Campus heritage research can improve planners’ abilities to listen to contemporary constituencies and to find a shared language for developing planning concepts. Once the planning process is underway, historic research, public participation surveys and forums, and identity-related publications are all tools that can lead to a more widely-supported, pragmatic, and sensitive campus plan.
Specific campus heritage and identity tools that can enrich the planning process include:
Perception surveys and research to define campus “identity” in terms of academics, social life, and the physical campus to shape future campus plans
Surveys to determine the most valued and beloved places on or near campus
Campus Inventory and Site Analysis
Documentation of historic landscape and architectural resources
Identification of key historic themes and contexts for interpreting the campus
Determination of significance of buildings and sites based on established historic contexts
Identification of sites and details that detract from valued campus identity
Development of historic guidelines for the treatment of historic landscapes, natural areas, and buildings
Development of guidelines for future facilities location and design
Identification of customized strategies to preserve specific buildings and sites
Capital and Facilities Planning
Long-term phasing plan for preservation activities
Development of written text for on-going grant submissions and other fundraising
Public Outreach and Awareness
Campus history awareness programs through interpretive panels, website and brochure development, and traveling exhibits

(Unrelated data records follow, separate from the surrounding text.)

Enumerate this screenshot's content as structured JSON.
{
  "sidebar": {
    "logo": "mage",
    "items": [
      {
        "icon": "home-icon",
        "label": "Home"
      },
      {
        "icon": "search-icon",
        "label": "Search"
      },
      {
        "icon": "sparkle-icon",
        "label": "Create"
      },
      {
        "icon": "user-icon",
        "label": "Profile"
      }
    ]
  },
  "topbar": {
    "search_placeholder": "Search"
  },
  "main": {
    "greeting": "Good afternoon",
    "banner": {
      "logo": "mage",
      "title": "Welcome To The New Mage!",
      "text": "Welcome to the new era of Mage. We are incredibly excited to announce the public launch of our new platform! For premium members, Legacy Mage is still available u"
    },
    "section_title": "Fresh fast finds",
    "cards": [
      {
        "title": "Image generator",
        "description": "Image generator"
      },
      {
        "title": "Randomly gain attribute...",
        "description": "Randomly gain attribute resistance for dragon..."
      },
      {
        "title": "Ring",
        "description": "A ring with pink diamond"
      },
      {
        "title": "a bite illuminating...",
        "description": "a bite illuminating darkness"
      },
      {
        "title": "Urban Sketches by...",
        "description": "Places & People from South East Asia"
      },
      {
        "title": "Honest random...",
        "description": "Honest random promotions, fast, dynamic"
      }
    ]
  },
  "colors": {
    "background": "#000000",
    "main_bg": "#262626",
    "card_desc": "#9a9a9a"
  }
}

Collaboration with faculty to develop curriculum related to campus history and historic resources